Since the sinking of the El Faro and the Scandies Rose, we have investigated two other marine tragedies that continue to highlight the need for PLBs.

  • On November 23, 2020, the Coast Guard received a distress signal about 27 miles from Provincetown, Massachusetts, from the EPIRB registered to the Emmy Rose, an 82-foot-long commercial fishing vessel with four crewmembers aboard. The Coast Guard recovered the EPIRB, but none of the crewmembers were located and are presumed dead. The investigation showed that if any crewmembers had been able to evacuate the vessel, they would have been able to survive up to 22.5 hours in the water with an immersion suit. It’s unlikely that the crew had PLBs; however, had they been able to activate a PLB after abandoning the vessel, SAR crews may have been able to find them.
  • On April 13, 2021, the liftboat SEACOR Power capsized off the coast of Port Fourchon, Louisiana, in a severe thunderstorm. Six crewmembers were rescued by the Coast Guard and Good Samaritan vessels, and the bodies of six other fatally injured crewmembers were recovered. Seven crewmembers were never found and are presumed dead. None of the survivors rescued had PLBs or similar satellite emergency notification devices (SENDs), which use commercial satellite systems, nor did they know of anyone else on board who did.

Other marine investigations we’ve conducted have shown how PLBs and SENDs, when voluntarily incorporated into marine operations, likely saved lives. For example, our investigation of the November 10, 2021, fire aboard the fishing vessel Blue Dragon found that SAR controllers were able to correlate location data from multiple emergency beacons. Similarly, our investigation of the July 23, 2016, sinking of the commercial fishing vessel Ambition found that use of the vessel’s SEND prompted an immediate response from the commercial response center when the Coast Guard did not receive the captain’s mayday call.

PLBs are now widely available, relatively inexpensive, and remarkably accurate. Models typically cost $300–$400, and most offer GPS location functionality that can provide SAR operations with a continuously updated location of each person to within 300 feet. PLBs can be equipped with an integrated automatic identification system (AIS) “Man Overboard” alert that, in addition to satellite GPS location, transmits AIS signals for local assistance from nearby vessels.

The NTSB has been advocating for PLBs for many years now.
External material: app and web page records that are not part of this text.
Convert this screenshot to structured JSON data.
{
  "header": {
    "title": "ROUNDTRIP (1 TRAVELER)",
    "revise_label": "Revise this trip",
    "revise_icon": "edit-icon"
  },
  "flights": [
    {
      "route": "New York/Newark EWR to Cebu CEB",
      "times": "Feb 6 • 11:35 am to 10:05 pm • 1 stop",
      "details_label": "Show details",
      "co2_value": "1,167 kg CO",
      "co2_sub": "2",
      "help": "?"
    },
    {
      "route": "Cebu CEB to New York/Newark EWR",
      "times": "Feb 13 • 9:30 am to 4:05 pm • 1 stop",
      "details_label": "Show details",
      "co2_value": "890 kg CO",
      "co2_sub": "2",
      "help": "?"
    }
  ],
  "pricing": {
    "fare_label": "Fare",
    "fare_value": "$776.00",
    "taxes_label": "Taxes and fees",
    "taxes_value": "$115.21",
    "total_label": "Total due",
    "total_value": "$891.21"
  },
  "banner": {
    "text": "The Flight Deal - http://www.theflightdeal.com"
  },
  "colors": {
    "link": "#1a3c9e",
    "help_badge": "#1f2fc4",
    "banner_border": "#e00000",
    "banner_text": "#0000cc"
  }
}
The Coast Guard should require them, but the marine industry doesn’t have to—and shouldn’t—wait for a Coast Guard requirement to make PLBs a common piece of safety equipment on commercial vessels.

This New Year, as we reflect on the third anniversary of the tragic Scandies Rose sinking, we ask mariners and marine operations to make it their new year’s resolution to invest in their crews’ safety by providing PLBs. Without a doubt, a PLB can avoid turning an unfortunate accident or incident into a tragedy on the seas.


For more information on our marine casualty investigations, visit our Office of Marine Safety investigative reports webpage. Also, check out these resources on PLB use from the National Oceanic and Atmospheric Administration (NOAA) and the Federal Communications Commission. Note that for any PLB, mariners should read the manufacturer’s instructions for specific guidance on use and register the device with NOAA prior to use.